Job Search

After sending in your application materials and successfully completing a round or two of interviews, you’ll be invited for an on-campus interview. Most on-campus interviews include a job talk. To be successful in your job talk, preparation is key.

You’ve received a job offer from an academic institution—well done! The final step in securing an academic position, like any job, is negotiating the terms of your contract.

You may be reading this on your first day of graduate school, but it’s never too early to think about your entry into the job market—whether you plan on taking an academic route or applying to jobs in the non-profit, government, or business sector

Advice From the Fellowship Committee and Graduate Student Association

It's that time of year again! Many of you are planning for an academic job search, writing cover letters, updating your CV, and preparing for the campus interview.

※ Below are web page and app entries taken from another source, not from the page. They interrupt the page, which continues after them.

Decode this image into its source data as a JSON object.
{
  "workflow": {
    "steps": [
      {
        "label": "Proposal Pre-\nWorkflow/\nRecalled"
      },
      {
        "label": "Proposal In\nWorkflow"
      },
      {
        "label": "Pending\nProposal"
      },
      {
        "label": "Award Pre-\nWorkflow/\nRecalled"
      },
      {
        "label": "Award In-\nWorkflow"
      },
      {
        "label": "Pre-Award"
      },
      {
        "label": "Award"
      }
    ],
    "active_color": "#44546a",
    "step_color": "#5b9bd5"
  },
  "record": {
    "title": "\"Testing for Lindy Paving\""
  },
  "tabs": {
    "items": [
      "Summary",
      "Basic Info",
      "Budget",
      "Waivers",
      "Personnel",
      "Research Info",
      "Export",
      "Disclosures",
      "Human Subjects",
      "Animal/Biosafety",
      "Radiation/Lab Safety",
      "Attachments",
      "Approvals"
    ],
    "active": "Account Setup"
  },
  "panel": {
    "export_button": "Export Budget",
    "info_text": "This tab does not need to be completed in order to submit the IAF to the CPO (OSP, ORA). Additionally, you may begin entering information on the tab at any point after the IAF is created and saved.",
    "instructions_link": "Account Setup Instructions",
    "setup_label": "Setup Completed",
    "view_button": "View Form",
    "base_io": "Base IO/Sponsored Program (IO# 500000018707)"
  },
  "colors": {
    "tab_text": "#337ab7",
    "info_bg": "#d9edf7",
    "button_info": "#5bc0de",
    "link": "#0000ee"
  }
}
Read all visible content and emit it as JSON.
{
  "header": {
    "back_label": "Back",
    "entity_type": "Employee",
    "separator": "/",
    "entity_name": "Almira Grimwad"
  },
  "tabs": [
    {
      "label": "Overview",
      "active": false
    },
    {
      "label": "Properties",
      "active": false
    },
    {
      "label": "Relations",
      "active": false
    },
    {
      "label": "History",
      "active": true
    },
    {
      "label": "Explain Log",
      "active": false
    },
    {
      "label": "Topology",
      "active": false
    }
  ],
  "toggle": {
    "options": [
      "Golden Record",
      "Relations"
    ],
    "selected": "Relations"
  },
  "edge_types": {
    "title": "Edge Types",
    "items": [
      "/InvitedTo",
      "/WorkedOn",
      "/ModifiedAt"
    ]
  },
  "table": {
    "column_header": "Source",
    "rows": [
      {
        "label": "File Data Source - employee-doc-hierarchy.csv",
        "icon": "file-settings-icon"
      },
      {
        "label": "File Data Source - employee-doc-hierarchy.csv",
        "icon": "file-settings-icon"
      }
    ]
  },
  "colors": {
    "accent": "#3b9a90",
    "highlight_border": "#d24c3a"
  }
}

Searching for an academic position takes work. In fact, you might consider it a “job” without the fringe benefits. To a certain degree, your field of study and the type of position you’re searching for will determine when you start the process.

Houston, we have a fellowship – and a grant – and a full-time faculty position. And Interfolio is one way for you to apply to all of them.

Courtesy of Julie Miller Vick and Mary Morris Heiberger, U. Penn.
Authors of The Academic Job Search Handbook

The "job talk" is perhaps the single most important thing you’ll do during an academic interview. On the basis of your presentation, you’ll be evaluated as a scholar, teacher and potential colleague.

Pages